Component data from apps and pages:
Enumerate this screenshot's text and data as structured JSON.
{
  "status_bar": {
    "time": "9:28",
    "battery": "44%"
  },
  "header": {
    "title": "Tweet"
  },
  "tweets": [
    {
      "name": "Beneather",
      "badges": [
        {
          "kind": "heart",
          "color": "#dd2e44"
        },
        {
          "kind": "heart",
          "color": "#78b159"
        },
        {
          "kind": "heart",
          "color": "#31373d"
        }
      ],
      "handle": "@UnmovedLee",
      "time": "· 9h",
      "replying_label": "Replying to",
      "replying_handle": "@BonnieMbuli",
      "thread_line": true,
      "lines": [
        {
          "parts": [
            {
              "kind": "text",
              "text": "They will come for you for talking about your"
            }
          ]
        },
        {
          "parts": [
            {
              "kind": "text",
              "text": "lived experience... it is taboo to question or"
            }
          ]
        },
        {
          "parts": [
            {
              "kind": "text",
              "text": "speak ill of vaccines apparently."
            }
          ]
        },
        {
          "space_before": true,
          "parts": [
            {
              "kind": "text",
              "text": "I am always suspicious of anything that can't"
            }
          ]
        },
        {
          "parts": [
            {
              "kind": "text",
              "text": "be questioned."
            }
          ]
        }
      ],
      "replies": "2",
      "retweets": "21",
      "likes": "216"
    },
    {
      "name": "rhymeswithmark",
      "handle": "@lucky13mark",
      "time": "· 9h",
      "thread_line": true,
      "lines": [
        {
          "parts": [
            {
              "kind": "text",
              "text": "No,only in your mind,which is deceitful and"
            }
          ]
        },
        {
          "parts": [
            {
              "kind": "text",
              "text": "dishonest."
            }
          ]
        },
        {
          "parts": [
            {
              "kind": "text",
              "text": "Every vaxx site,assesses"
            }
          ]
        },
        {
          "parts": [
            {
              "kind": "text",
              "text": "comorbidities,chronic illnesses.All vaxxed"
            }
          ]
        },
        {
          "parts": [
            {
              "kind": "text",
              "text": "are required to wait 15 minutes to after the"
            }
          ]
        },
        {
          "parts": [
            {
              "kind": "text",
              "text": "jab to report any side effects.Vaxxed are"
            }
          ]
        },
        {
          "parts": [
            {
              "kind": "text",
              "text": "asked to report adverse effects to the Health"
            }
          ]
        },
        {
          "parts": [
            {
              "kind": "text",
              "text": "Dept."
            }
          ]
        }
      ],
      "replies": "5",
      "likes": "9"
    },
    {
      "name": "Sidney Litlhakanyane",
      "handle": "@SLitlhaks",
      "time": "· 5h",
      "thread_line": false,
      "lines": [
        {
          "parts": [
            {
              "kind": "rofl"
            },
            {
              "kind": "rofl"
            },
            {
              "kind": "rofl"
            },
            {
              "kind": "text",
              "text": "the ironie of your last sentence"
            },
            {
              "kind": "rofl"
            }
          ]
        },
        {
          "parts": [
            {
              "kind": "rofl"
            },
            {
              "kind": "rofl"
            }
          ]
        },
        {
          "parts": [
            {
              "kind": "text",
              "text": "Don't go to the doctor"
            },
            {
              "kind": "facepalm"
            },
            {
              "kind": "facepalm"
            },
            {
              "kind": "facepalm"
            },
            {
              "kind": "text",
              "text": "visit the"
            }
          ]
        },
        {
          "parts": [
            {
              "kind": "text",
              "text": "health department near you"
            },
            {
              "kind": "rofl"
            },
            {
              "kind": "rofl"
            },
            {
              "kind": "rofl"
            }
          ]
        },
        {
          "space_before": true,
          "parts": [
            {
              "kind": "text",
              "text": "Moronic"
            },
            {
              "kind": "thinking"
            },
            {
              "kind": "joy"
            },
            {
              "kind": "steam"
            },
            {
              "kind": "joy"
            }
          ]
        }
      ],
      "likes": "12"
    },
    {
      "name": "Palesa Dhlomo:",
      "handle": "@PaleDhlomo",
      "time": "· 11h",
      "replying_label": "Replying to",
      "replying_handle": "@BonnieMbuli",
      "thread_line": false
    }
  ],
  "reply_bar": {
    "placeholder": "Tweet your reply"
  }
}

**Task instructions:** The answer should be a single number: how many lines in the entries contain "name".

**Task result:** 4